I also see lots of branches down on the trail and think to myself, I cleared all the branches on this part of the trail. Something doesn't feel right. I stop and look at the map again, still not seeing what way I should have turned. Then I take out my GPS and see I am heading due east. No. That's wrong. I'm supposed to be heading due south. I realize I'm on the wrong trail and should have taken the right at the top of the hill toward the Big Rock Cave. Bloody hell. I spin around and start trudging back up, cursing occasionally. It's steep and my legs are done with up. But I got myself into this mess so I can get myself out. I bet if Nancy had been with me I would not have made the wrong trail choice. But I did so I curse the map since it doesn't show the turn off for the Big Cave Trail as it's marked. At least not that I could see.
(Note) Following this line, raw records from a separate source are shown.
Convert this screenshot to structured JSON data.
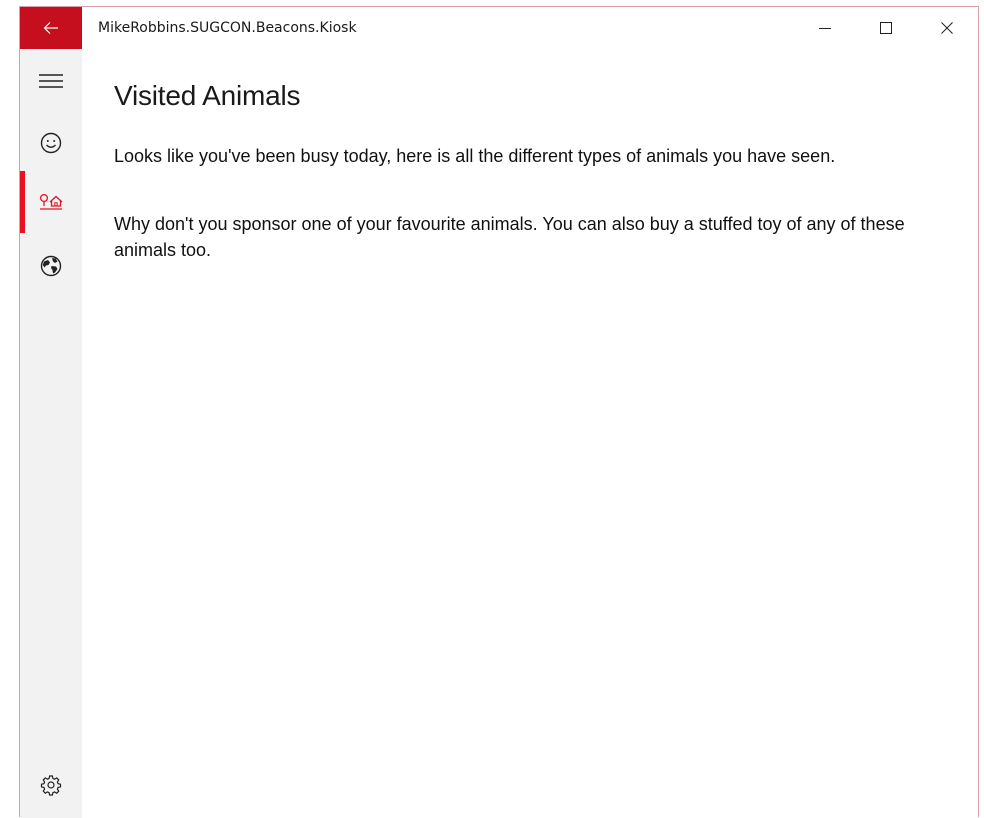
{
  "window": {
    "title": "MikeRobbins.SUGCON.Beacons.Kiosk",
    "accent_color": "#c50f1f",
    "selection_color": "#e81123"
  },
  "nav": {
    "items": [
      {
        "icon": "hamburger-icon"
      },
      {
        "icon": "smiley-icon"
      },
      {
        "icon": "zoo-icon",
        "selected": true
      },
      {
        "icon": "globe-icon"
      },
      {
        "icon": "gear-icon"
      }
    ]
  },
  "page": {
    "title": "Visited Animals",
    "paragraph1": "Looks like you've been busy today, here is all the different types of animals you have seen.",
    "paragraph2": "Why don't you sponsor one of your favourite animals. You can also buy a stuffed toy of any of these animals too."
  }
}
We finally crest the ridge and are back at the Big Rock Cave sign. This time we turn down the blue blazed trail and immediately start climbing. Oh my god, not more up! But yes, that's what it is so we climb and climb, albeit I'm moving slowly and pouring with sweat. I drink to stay hydrated, realizing I haven't even come close to having an urge to pee. I'm drinking enough, or so I think. I'm still not convinced that I'm on the Big Rock Cave Trail when we reach the Big Rock Cave. I smell smoke from a wood fire a distance away and it becomes stronger as I near the caves. Huge rocks with perfect underhangs and vaulted ceilings make up the caves. I am tired and anxious to figure out if the trail continues so begin searching around this massive rock pile for signs of a trail. I finally find it and because I am tired and relieved to be on the right trail I continue on without taking any pictures of the caves. Interesting how the desire to document the journey wanes when anxiety rises or exhaustion starts creeping in.
And we keep hiking up and up and I watch the GPS increase elevation until we reach the summit of Mt Mexico at 2,010 feet. OK, are we done with up now? Yes, I think so and down we go. Again the geology is freakishly interesting with rocks as big as houses littering the mountainside. We reach the intersection of the Cabin Trail and head back to the car, tired, happy, and ready for a Diet Pepsi at 3:30. With a huge sigh of relief I take off my boots and sit down in the driver's seat, savoring the moment before turning the key in the ignition. What a great day! And I did it for me...alone.
Addendum: Yesterday I looked at the map for maybe the tenth time and finally saw what I had not noticed on the hike itself. The map was right. I was wrong.